### What to work on
In the data below, find every line with the word "delete" and copy it out.
─── The input ───
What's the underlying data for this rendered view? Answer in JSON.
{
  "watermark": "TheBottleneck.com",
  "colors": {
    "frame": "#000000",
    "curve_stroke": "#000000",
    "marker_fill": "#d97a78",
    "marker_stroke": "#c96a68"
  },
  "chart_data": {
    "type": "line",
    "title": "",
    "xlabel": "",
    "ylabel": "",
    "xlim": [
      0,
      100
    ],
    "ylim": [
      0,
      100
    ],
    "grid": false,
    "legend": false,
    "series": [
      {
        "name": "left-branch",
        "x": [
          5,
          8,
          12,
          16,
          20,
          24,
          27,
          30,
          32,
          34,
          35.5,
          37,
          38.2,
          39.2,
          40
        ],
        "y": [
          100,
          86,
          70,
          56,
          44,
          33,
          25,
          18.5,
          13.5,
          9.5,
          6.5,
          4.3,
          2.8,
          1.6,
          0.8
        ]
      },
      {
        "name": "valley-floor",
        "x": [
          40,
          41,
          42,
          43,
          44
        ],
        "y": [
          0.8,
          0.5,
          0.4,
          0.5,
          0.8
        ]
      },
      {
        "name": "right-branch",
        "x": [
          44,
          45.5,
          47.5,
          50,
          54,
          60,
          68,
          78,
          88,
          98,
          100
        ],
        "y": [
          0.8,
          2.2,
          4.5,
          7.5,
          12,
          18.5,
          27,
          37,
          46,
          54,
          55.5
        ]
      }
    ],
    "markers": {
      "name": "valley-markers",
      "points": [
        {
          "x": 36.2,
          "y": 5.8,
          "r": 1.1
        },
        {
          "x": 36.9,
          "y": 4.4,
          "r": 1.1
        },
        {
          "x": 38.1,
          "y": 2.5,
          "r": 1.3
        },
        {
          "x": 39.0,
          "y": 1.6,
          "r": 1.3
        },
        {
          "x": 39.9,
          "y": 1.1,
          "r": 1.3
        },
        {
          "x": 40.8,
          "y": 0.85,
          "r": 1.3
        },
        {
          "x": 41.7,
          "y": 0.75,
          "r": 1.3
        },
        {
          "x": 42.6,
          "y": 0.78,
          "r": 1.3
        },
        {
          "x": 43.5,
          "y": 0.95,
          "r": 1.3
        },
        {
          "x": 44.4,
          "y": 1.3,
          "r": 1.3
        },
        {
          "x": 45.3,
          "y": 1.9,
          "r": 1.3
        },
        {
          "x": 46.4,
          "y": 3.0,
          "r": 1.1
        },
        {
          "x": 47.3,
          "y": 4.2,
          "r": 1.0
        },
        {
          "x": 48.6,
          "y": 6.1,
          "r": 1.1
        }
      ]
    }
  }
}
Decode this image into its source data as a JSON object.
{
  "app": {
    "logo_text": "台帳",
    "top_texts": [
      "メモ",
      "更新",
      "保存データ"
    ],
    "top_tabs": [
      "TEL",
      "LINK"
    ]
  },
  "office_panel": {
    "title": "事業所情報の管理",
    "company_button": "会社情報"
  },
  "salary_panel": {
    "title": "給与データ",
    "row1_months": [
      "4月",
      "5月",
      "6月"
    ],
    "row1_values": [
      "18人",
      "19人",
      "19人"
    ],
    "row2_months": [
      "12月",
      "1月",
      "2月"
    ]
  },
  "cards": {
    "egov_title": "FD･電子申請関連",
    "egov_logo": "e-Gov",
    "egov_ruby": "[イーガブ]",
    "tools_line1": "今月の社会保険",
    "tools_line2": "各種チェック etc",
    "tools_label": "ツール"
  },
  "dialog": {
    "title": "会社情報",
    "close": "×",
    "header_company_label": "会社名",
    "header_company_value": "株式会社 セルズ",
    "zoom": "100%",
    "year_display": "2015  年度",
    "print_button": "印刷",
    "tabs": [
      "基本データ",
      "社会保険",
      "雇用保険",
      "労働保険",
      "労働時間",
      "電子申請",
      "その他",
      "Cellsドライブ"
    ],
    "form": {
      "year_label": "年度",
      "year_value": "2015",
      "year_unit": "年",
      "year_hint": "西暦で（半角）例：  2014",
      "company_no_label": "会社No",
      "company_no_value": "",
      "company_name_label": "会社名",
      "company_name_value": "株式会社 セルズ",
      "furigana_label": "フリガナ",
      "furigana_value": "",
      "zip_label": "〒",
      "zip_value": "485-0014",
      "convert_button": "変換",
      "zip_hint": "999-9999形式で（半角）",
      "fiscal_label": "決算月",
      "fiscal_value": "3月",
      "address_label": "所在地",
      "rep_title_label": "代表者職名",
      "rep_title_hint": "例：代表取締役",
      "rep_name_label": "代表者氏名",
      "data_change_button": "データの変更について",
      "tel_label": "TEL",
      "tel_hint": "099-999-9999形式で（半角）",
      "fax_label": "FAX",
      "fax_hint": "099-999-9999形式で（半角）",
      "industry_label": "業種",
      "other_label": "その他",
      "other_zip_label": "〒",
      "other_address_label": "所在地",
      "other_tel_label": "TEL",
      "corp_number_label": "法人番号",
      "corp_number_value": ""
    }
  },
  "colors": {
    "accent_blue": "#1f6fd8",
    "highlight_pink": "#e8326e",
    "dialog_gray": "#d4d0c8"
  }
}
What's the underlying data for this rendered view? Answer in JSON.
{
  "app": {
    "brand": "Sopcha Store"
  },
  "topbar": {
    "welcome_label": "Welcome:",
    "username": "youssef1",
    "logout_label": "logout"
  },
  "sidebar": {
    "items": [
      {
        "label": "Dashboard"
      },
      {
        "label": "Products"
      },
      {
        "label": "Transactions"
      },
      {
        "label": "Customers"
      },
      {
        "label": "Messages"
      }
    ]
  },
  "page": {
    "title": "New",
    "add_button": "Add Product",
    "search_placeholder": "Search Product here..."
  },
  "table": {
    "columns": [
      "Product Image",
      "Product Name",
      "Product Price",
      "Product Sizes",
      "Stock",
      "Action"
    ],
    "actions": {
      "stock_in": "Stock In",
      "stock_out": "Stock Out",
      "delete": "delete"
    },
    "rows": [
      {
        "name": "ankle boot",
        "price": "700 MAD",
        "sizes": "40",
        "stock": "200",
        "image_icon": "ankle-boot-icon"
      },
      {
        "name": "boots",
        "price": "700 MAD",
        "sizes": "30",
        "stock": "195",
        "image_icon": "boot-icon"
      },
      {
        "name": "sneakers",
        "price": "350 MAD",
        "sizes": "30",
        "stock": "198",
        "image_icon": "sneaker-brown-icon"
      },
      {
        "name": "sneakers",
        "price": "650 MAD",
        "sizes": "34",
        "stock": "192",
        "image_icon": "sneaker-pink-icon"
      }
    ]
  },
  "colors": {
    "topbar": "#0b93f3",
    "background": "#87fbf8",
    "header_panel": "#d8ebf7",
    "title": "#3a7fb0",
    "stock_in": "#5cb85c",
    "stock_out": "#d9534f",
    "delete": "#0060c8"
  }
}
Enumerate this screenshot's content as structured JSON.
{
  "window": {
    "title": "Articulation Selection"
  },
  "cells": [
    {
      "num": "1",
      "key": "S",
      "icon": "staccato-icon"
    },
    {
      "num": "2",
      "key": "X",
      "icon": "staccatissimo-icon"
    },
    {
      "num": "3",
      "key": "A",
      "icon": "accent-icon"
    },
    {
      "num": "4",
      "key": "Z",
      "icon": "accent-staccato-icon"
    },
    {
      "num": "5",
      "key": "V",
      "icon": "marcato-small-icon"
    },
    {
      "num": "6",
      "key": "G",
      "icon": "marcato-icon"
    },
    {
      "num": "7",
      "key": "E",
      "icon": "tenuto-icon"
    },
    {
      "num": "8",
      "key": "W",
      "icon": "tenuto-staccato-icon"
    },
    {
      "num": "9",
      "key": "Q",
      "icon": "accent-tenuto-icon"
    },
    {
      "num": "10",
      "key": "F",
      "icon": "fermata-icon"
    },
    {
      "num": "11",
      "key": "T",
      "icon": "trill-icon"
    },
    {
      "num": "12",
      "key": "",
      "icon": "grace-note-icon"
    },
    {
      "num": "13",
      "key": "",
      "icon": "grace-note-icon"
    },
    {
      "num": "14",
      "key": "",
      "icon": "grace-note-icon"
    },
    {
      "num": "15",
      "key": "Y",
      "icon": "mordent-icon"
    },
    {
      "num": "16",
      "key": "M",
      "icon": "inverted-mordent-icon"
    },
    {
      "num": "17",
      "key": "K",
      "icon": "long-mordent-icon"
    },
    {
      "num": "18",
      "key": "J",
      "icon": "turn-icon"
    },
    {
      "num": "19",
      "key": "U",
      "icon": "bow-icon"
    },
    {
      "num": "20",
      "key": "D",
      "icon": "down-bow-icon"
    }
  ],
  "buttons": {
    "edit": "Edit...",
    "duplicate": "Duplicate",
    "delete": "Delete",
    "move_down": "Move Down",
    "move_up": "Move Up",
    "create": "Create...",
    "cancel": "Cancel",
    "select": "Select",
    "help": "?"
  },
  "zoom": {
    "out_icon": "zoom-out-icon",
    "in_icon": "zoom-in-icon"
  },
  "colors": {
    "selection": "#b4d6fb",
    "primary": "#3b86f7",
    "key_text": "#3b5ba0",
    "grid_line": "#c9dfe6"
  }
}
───
### Solution
      "delete": "delete"
    "delete": "#0060c8"
    "delete": "Delete",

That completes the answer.